But when you change the way you do business or take an alternate course of action because of what your competitors are doing, they become the leader while you become the follower – and you’ll always be one step behind.
So to prevent you from taking actions you may not have taken if it wasn’t for feeling threatened, here are three tips to ensure you remain a leader in your own business not a follower of someone else’s.
1. Stay focused on your customers, not your competitors
The best and quickest way to grow your business and expand your market share is to stay focused on your customer not your competitors.
The more you can get inside your customers head, the more relevant and targeted you can make your products, services and marketing. Give your customers what they want and they will not only keep coming back, they will also refer more people to you.
So be a leader, find opportunities to be different, stay focused on what your customer wants and continually value-add and innovate to give it to them. Do this and you won’t have to worry about your competitors. They on the other hand will have a lot to worry about with you!
2. Anticipate needs and trends
A true market leader will not just meet current customer needs and wants, they’ll also anticipate future needs, wants and trends.
Look for patterns that are forming, frustrations that are growing, trends and technology that are going to impact how you provide and deliver your products and services or how you customer will use them, and watch for what no one else is doing. Most importantly, listen to what your customers are saying – and not saying.
If you are taking these market-leading actions yourself, you’ll have no reason to follow what your competitors are doing; you’ll already be on it.
3. Play on your strengths
Each business has its own strengths. It could be your knowledge, specialist staff, results, your high quality products and services, your level of customer service and follow up, your creativity and ideas, your industry experience, your client base, your large budget, your size and infrastructure, your available resources, your entrepreneurial thinking, or your agility.
Whatever your strengths are, use them to your best advantage. Too often we focus on other people’s strengths and our weaknesses. But for a competitive advantage in business you need to be focused on your competitors’ weaknesses and developing your strengths.
How do you ensure you are leading not following?
From the frontlines
Why you should find the right role for the right person — not the other way around Bruce Stronge Outfit founder
Five lessons from five startups: What this entrepreneur learnt from 20 years in business David Lye Price My Car founder
From stagnant to sophisticated: Why startups are best positioned to champion the AI revolution Geraldine McBride MyWave co-founder
Learning from adversity: How Katt Srinivasan went from rock bottom to e-commerce entrepreneur Katt Srinivasan The Bargain Avenue founder

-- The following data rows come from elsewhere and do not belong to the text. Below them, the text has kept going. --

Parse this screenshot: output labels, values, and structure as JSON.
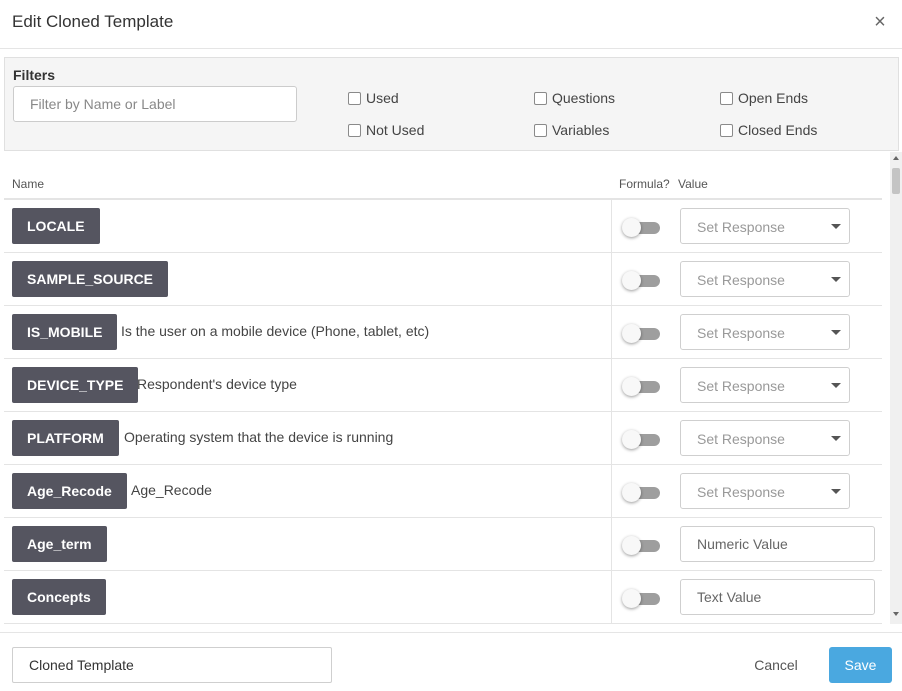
{
  "dialog": {
    "title": "Edit Cloned Template",
    "close_glyph": "×"
  },
  "filters": {
    "title": "Filters",
    "search_placeholder": "Filter by Name or Label",
    "checkboxes": [
      {
        "label": "Used",
        "checked": false
      },
      {
        "label": "Not Used",
        "checked": false
      },
      {
        "label": "Questions",
        "checked": false
      },
      {
        "label": "Variables",
        "checked": false
      },
      {
        "label": "Open Ends",
        "checked": false
      },
      {
        "label": "Closed Ends",
        "checked": false
      }
    ]
  },
  "table": {
    "headers": {
      "name": "Name",
      "formula": "Formula?",
      "value": "Value"
    },
    "rows": [
      {
        "name": "LOCALE",
        "description": "",
        "formula": false,
        "value_type": "select",
        "value_placeholder": "Set Response"
      },
      {
        "name": "SAMPLE_SOURCE",
        "description": "",
        "formula": false,
        "value_type": "select",
        "value_placeholder": "Set Response"
      },
      {
        "name": "IS_MOBILE",
        "description": "Is the user on a mobile device (Phone, tablet, etc)",
        "formula": false,
        "value_type": "select",
        "value_placeholder": "Set Response"
      },
      {
        "name": "DEVICE_TYPE",
        "description": "Respondent's device type",
        "formula": false,
        "value_type": "select",
        "value_placeholder": "Set Response"
      },
      {
        "name": "PLATFORM",
        "description": "Operating system that the device is running",
        "formula": false,
        "value_type": "select",
        "value_placeholder": "Set Response"
      },
      {
        "name": "Age_Recode",
        "description": "Age_Recode",
        "formula": false,
        "value_type": "select",
        "value_placeholder": "Set Response"
      },
      {
        "name": "Age_term",
        "description": "",
        "formula": false,
        "value_type": "input",
        "value_placeholder": "Numeric Value"
      },
      {
        "name": "Concepts",
        "description": "",
        "formula": false,
        "value_type": "input",
        "value_placeholder": "Text Value"
      }
    ]
  },
  "footer": {
    "template_name_value": "Cloned Template",
    "cancel_label": "Cancel",
    "save_label": "Save"
  },
  "colors": {
    "tag_background": "#555560",
    "save_button": "#4aa8e0",
    "toggle_track": "#9e9e9e"
  }
}
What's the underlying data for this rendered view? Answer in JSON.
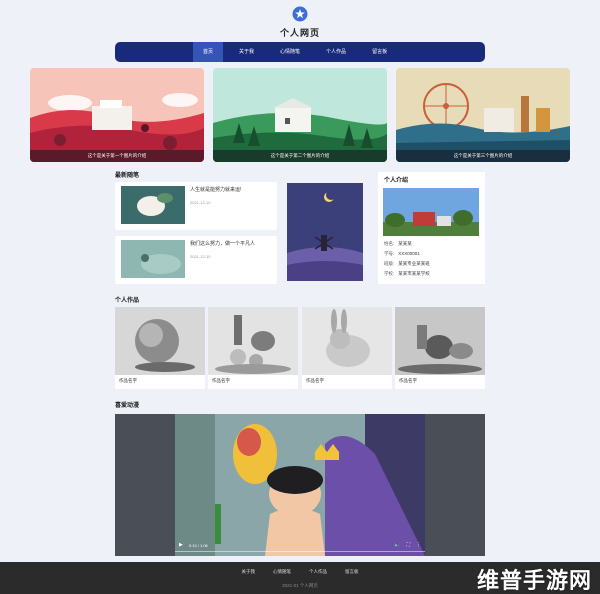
{
  "site": {
    "title": "个人网页",
    "logo_icon": "flower-icon"
  },
  "nav": {
    "items": [
      "首页",
      "关于我",
      "心情随笔",
      "个人作品",
      "留言板"
    ],
    "active_index": 0
  },
  "banners": [
    {
      "caption": "这个是关于第一个图片的介绍"
    },
    {
      "caption": "这个是关于第二个图片的介绍"
    },
    {
      "caption": "这个是关于第三个图片的介绍"
    }
  ],
  "posts": {
    "title": "最新随笔",
    "items": [
      {
        "title": "人生就是能努力就来运!",
        "date": "2021-12-10"
      },
      {
        "title": "我们这么努力，做一个平凡人",
        "date": "2021-12-10"
      }
    ]
  },
  "profile": {
    "title": "个人介绍",
    "rows": [
      {
        "label": "姓名:",
        "value": "某某某"
      },
      {
        "label": "学号:",
        "value": "XXX00001"
      },
      {
        "label": "班级:",
        "value": "某某专业某某班"
      },
      {
        "label": "学校:",
        "value": "某某市某某学校"
      }
    ]
  },
  "works": {
    "title": "个人作品",
    "items": [
      {
        "name": "作品名字"
      },
      {
        "name": "作品名字"
      },
      {
        "name": "作品名字"
      },
      {
        "name": "作品名字"
      }
    ]
  },
  "video": {
    "title": "喜爱动漫",
    "time": "0:13 / 1:06"
  },
  "footer": {
    "links": [
      "关于我",
      "心情随笔",
      "个人作品",
      "留言板"
    ],
    "copyright": "2021-01 个人网页"
  },
  "watermark": "维普手游网",
  "colors": {
    "nav_bg": "#1a2a7a",
    "nav_active": "#3654b8",
    "logo": "#3b6fd6"
  }
}
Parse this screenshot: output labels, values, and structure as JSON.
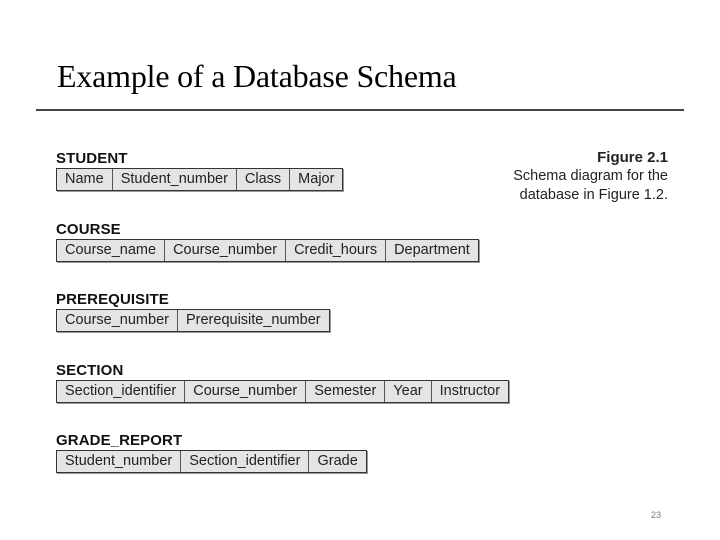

Bitcoin isn't a boy's club, women just aren't getting involved Chantelle de la Rey Amber co-founder
Managing a remote workforce is simple, writes Hometime co-founder William Crock William Crock Hometime co-founder